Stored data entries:
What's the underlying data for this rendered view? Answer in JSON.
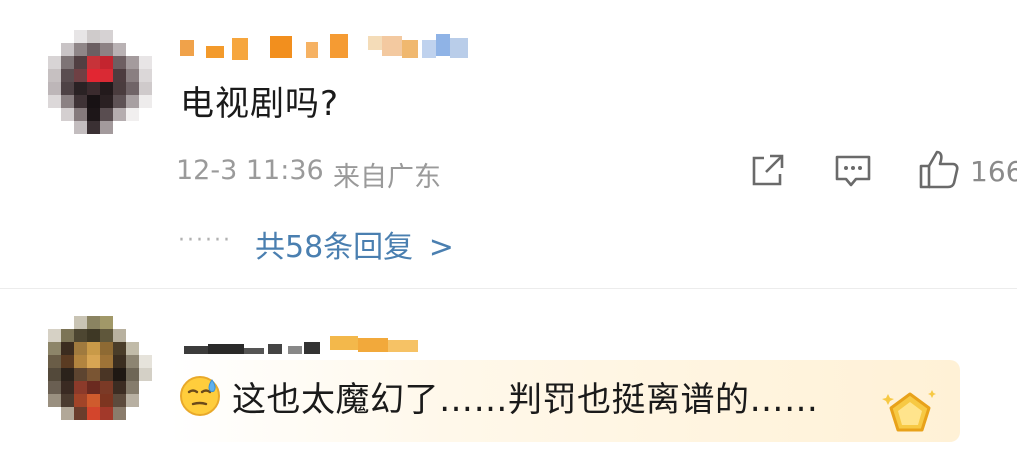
{
  "comment1": {
    "text": "电视剧吗?",
    "time": "12-3 11:36",
    "location": "来自广东",
    "likes": "166",
    "replies_label": "共58条回复",
    "replies_chevron": ">",
    "dots": "······"
  },
  "comment2": {
    "text": "这也太魔幻了……判罚也挺离谱的……"
  },
  "icons": {
    "share": "share-icon",
    "comment": "comment-icon",
    "like": "thumbs-up-icon",
    "emoji": "sweat-face-emoji",
    "badge": "gold-badge-icon"
  },
  "colors": {
    "text": "#1a1a1a",
    "meta": "#9a9a9a",
    "link": "#4a7fb0",
    "nick_orange": "#f39a2b"
  }
}
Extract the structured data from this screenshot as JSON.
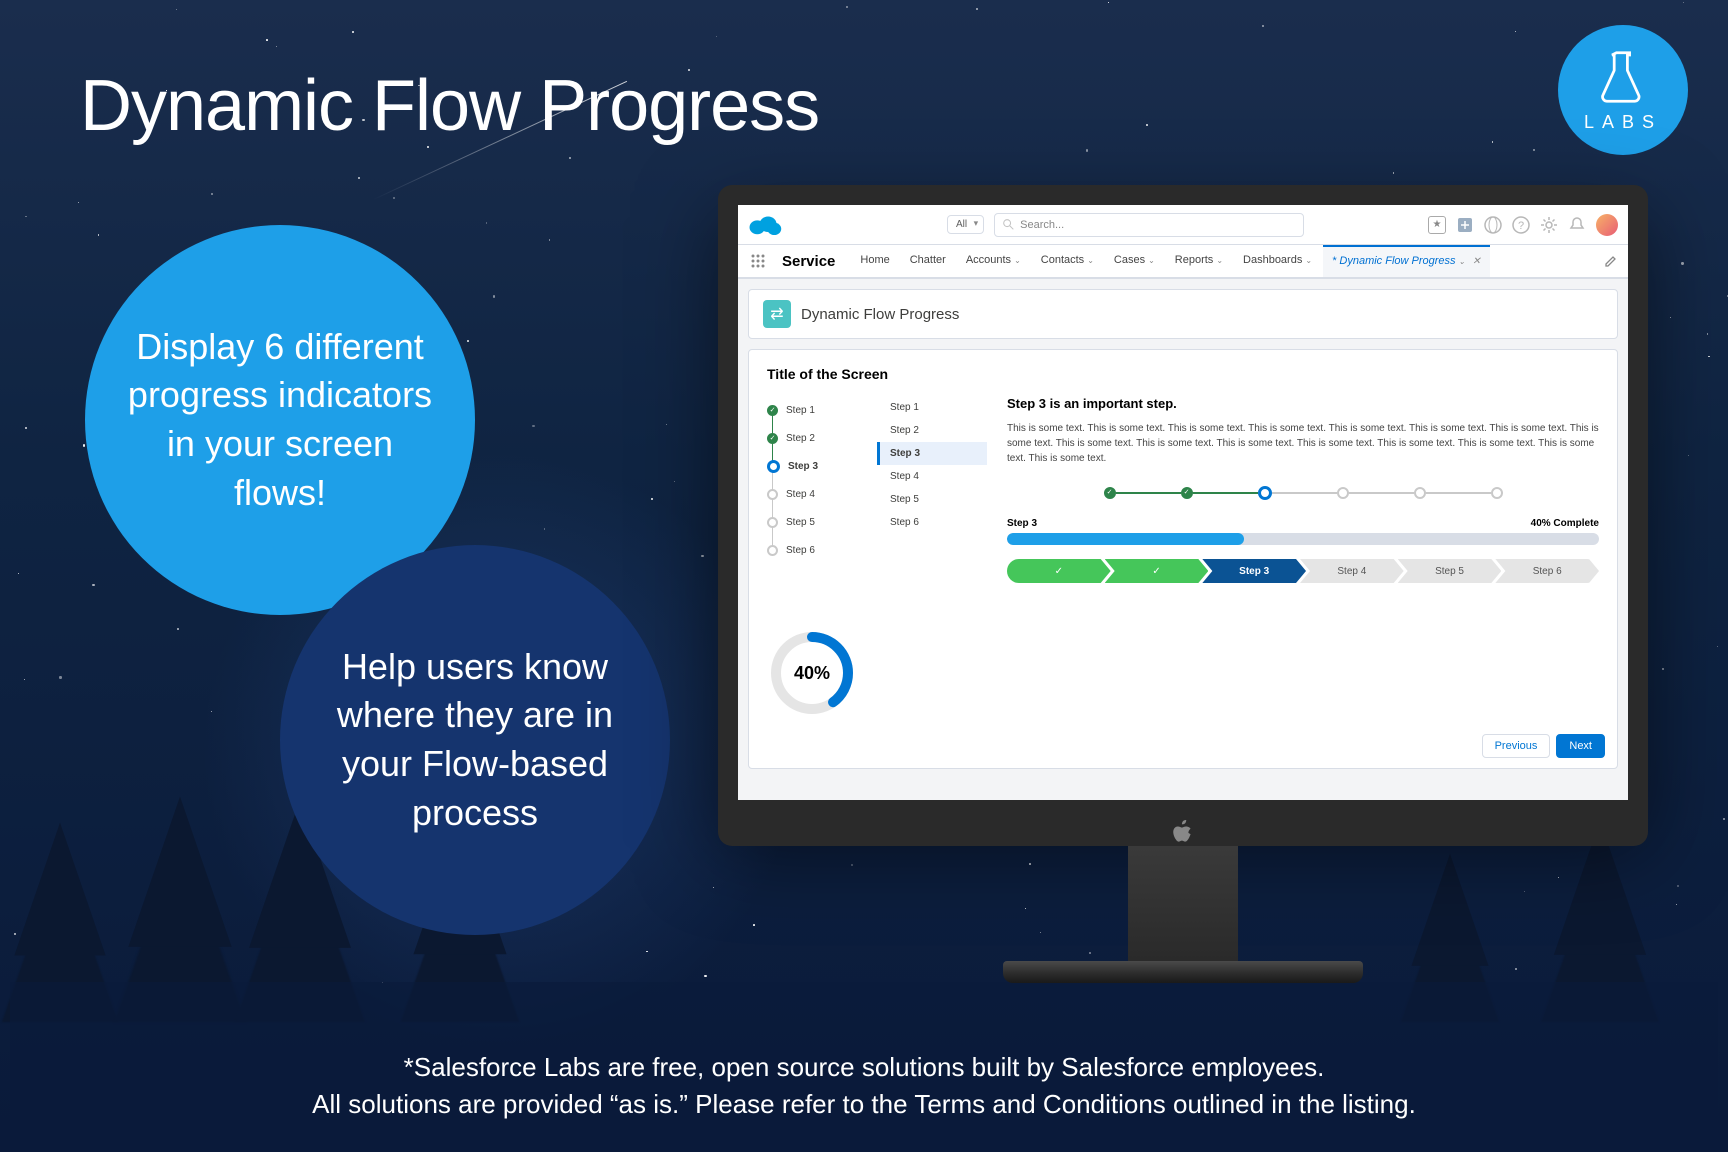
{
  "title": "Dynamic Flow Progress",
  "labs": {
    "text": "LABS"
  },
  "circle1": "Display 6 different progress indicators in your screen flows!",
  "circle2": "Help users know where they are in your Flow-based process",
  "footer": {
    "line1": "*Salesforce Labs are free, open source solutions built by Salesforce employees.",
    "line2": "All solutions are provided “as is.” Please refer to the Terms and Conditions outlined in the listing."
  },
  "sf": {
    "picker": "All",
    "search_placeholder": "Search...",
    "app_name": "Service",
    "tabs": [
      {
        "label": "Home",
        "dropdown": false
      },
      {
        "label": "Chatter",
        "dropdown": false
      },
      {
        "label": "Accounts",
        "dropdown": true
      },
      {
        "label": "Contacts",
        "dropdown": true
      },
      {
        "label": "Cases",
        "dropdown": true
      },
      {
        "label": "Reports",
        "dropdown": true
      },
      {
        "label": "Dashboards",
        "dropdown": true
      }
    ],
    "active_tab": "* Dynamic Flow Progress",
    "header_card": "Dynamic Flow Progress",
    "card_title": "Title of the Screen",
    "steps": [
      "Step 1",
      "Step 2",
      "Step 3",
      "Step 4",
      "Step 5",
      "Step 6"
    ],
    "current_step_index": 2,
    "main_heading": "Step 3 is an important step.",
    "main_text": "This is some text. This is some text. This is some text. This is some text. This is some text. This is some text. This is some text. This is some text. This is some text. This is some text. This is some text. This is some text. This is some text. This is some text. This is some text. This is some text.",
    "bar": {
      "left": "Step 3",
      "right": "40% Complete",
      "percent": 40
    },
    "ring": {
      "label": "40%",
      "percent": 40
    },
    "buttons": {
      "prev": "Previous",
      "next": "Next"
    }
  }
}
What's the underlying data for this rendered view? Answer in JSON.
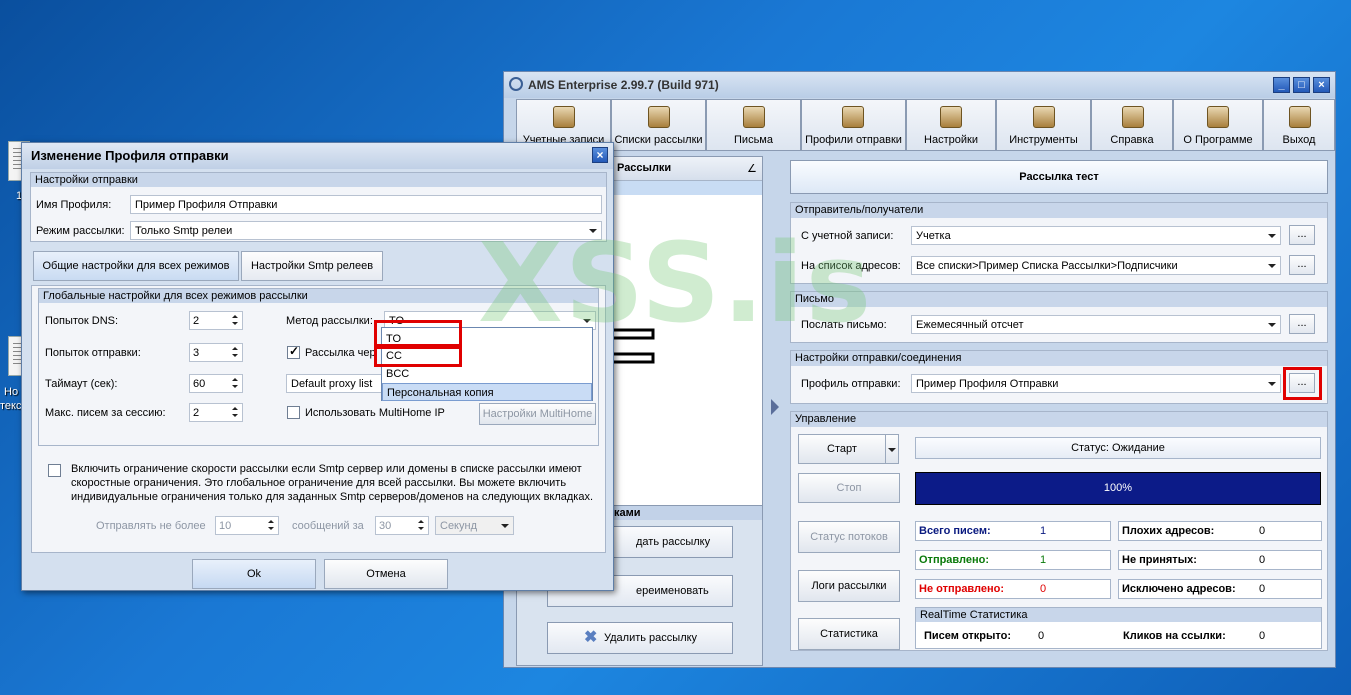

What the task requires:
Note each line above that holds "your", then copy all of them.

Solution to the exercise:
  "circle1": "Display 6 different progress indicators in your screen flows!",
  "circle2": "Help users know where they are in your Flow-based process",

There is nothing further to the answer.